Recorded data ->

#####

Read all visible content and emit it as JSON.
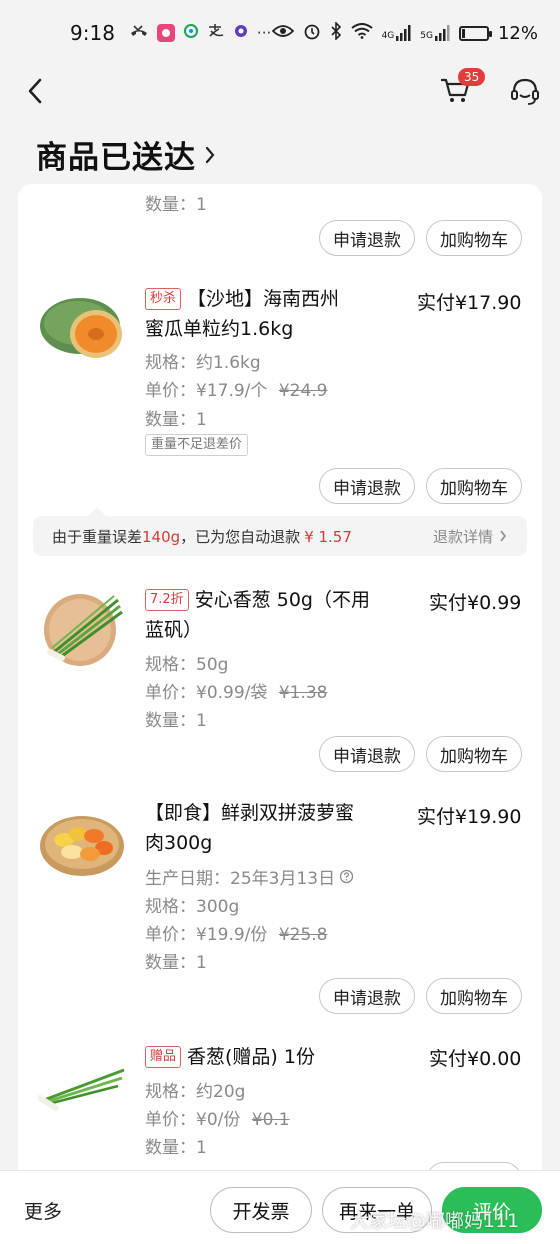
{
  "status_bar": {
    "time": "9:18",
    "left_icons": [
      "missed-call-icon",
      "app-icon",
      "china-mobile-icon",
      "alipay-icon",
      "more-dots-icon"
    ],
    "dots": "···",
    "network_4g": "4G",
    "network_5g": "5G",
    "battery": "12%"
  },
  "nav": {
    "cart_badge": "35"
  },
  "page": {
    "title": "商品已送达"
  },
  "items": [
    {
      "quantity": "数量：1",
      "refund_label": "申请退款",
      "cart_label": "加购物车"
    },
    {
      "tag": "秒杀",
      "title_line1": "【沙地】海南西州",
      "title_line2": "蜜瓜单粒约1.6kg",
      "paid": "实付¥17.90",
      "spec": "规格：约1.6kg",
      "unit_price_prefix": "单价：¥17.9/个",
      "original_price": "¥24.9",
      "quantity": "数量：1",
      "badge": "重量不足退差价",
      "refund_label": "申请退款",
      "cart_label": "加购物车",
      "refund_note": {
        "prefix": "由于重量误差",
        "weight": "140g",
        "middle": "，已为您自动退款",
        "amount": "¥ 1.57",
        "detail_link": "退款详情"
      }
    },
    {
      "tag": "7.2折",
      "title_line1": "安心香葱 50g（不用",
      "title_line2": "蓝矾）",
      "paid": "实付¥0.99",
      "spec": "规格：50g",
      "unit_price_prefix": "单价：¥0.99/袋",
      "original_price": "¥1.38",
      "quantity": "数量：1",
      "refund_label": "申请退款",
      "cart_label": "加购物车"
    },
    {
      "title_line1": "【即食】鲜剥双拼菠萝蜜",
      "title_line2": "肉300g",
      "paid": "实付¥19.90",
      "production_date": "生产日期：25年3月13日",
      "spec": "规格：300g",
      "unit_price_prefix": "单价：¥19.9/份",
      "original_price": "¥25.8",
      "quantity": "数量：1",
      "refund_label": "申请退款",
      "cart_label": "加购物车"
    },
    {
      "tag": "赠品",
      "title_line1": "香葱(赠品) 1份",
      "paid": "实付¥0.00",
      "spec": "规格：约20g",
      "unit_price_prefix": "单价：¥0/份",
      "original_price": "¥0.1",
      "quantity": "数量：1"
    }
  ],
  "bottom_bar": {
    "more": "更多",
    "invoice": "开发票",
    "reorder": "再来一单",
    "review": "评价"
  },
  "watermark": "大家坛@嘟嘟妈111",
  "colors": {
    "accent_green": "#2bbd57",
    "accent_red": "#d43b3b",
    "badge_red": "#e63b3b"
  }
}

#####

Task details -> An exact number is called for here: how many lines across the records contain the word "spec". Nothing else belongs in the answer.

Response box -> 4